The tumor (which I am considering naming Poco in order to encourage a tiny tumor with a slow growth habit) is in a part of the pancreas called the uncinate process.  When it’s in this location, it can be there for a while without exhibiting symptoms, which may be why it could get to be 4×3.7 cm in size before causing problems.  It doesn’t seem to have masticated (spread to other parts of the abdomen), which is a good thing.  However, the tumor (Poco) is classified as advanced as it involves about three centimeters of the superior mesinteric vein (SMV), and Dr. Weber thinks it is unlikely that any doctor would be willing to operate at this point.
“So what do we do next?” you ask?  We need to do a laparoscopy to look for tumors that may have spread but didn’t show up on the CT scan.  We want to know this before we head into a chemo/radiation regime because radiation won’t be effective if it has metastasized. Mom called and made an appointment for Thursday, June 9 to have this operation done (it will be an out-patient surgery).

We would also like to get a wire stent implanted so Mom’s bile goes back to the GI track instead of draining externally. This would be another relatively minor surgery, and we still have to look into scheduling it.

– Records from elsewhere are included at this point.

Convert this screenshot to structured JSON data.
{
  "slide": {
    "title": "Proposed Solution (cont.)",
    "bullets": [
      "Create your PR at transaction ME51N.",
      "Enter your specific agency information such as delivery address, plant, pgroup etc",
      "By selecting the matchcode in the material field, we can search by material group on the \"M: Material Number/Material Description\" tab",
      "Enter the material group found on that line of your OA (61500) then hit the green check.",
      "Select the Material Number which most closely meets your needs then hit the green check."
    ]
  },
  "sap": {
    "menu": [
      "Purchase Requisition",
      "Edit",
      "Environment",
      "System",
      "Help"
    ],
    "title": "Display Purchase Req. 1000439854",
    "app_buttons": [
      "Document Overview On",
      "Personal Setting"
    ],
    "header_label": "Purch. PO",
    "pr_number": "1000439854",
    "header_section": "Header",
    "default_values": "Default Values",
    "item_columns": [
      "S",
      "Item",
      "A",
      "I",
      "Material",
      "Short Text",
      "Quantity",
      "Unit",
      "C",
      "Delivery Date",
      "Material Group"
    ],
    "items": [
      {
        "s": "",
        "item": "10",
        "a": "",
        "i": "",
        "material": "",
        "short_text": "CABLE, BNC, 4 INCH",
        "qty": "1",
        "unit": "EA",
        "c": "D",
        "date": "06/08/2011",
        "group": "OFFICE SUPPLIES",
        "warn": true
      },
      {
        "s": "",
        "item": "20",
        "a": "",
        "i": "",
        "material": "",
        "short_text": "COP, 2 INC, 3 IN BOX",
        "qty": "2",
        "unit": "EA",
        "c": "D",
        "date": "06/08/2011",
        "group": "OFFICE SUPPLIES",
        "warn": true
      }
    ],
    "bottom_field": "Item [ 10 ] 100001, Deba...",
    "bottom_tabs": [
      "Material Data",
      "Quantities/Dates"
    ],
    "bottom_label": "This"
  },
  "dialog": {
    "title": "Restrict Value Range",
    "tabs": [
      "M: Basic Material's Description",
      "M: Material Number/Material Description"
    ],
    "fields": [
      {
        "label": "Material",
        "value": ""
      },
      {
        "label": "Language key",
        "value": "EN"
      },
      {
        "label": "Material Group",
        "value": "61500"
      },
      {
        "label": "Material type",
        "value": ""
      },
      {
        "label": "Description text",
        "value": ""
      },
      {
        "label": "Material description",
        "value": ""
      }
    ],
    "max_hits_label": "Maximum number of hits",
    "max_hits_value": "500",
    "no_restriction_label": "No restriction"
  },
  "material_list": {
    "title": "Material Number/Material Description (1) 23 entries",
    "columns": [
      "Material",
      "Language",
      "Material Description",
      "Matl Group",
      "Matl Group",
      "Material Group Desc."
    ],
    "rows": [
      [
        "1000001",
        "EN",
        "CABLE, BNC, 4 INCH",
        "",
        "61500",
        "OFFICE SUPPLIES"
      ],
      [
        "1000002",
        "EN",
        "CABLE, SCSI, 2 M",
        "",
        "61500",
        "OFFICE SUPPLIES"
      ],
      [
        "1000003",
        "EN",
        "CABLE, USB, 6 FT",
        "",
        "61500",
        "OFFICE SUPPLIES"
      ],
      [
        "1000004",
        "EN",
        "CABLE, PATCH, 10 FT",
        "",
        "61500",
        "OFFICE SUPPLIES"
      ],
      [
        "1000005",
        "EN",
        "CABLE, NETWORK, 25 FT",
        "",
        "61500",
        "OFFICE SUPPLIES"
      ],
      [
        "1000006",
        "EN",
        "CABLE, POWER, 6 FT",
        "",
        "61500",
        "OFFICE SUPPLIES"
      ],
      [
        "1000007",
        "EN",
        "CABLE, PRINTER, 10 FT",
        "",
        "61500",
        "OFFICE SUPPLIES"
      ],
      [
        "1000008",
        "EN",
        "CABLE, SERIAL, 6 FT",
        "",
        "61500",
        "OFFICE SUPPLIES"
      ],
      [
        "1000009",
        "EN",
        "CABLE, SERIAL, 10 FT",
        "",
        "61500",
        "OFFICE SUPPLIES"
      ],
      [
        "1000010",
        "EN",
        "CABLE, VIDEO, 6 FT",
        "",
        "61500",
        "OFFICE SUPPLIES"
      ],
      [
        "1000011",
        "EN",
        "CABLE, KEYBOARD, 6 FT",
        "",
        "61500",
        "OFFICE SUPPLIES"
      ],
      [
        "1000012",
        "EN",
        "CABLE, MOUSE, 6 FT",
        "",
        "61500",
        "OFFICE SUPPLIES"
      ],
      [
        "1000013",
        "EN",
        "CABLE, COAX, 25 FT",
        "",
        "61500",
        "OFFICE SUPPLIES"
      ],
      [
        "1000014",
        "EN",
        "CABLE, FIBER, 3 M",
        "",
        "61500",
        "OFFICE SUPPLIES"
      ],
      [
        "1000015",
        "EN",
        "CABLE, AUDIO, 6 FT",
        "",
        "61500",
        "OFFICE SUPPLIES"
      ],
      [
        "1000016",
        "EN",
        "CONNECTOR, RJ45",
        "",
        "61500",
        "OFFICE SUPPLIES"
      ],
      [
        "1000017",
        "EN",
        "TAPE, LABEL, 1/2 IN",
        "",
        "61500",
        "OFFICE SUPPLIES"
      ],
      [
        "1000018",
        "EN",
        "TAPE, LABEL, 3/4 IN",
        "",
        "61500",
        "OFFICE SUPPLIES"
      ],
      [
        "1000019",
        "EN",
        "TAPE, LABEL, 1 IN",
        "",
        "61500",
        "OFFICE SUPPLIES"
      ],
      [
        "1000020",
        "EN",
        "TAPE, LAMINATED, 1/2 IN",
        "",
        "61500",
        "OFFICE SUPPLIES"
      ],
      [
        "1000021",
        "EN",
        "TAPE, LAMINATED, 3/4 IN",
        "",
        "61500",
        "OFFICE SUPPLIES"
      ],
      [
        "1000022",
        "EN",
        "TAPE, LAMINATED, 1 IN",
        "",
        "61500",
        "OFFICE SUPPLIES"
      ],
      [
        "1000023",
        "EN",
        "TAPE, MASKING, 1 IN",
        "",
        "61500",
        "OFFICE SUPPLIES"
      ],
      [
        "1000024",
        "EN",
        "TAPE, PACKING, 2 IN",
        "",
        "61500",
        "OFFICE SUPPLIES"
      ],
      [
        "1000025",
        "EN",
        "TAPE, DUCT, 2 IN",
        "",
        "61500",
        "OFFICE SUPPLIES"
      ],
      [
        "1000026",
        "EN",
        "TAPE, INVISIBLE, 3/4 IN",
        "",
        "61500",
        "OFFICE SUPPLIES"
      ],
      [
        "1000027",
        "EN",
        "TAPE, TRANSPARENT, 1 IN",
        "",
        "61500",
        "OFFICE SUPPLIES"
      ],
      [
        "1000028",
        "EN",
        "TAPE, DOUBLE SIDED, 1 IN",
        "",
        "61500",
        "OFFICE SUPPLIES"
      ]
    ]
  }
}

Mom should be able to start chemo and/or radiation in the next few weeks.  Depending on which course of action we take, the chemo/radiation regimes take around six weeks and then you wait another four weeks or so before doing a CT scan to see how much the tumor has shrunk.  The goal of these treatments is to shrink Poco to the point that he can be removed (probably by Dr. Weber).

So that’s our news right now.  I won’t have any further updates until after the laparoscopy results are back which won’t be until next Friday at the earliest.  Besides reeling from the magnitude of this news, Mom feels all right, and we’re all pulling together to find our way through this maze.  I know that we have a lot of people out there thinking of us and sending us their wishes and prayers.  It is very much appreciated.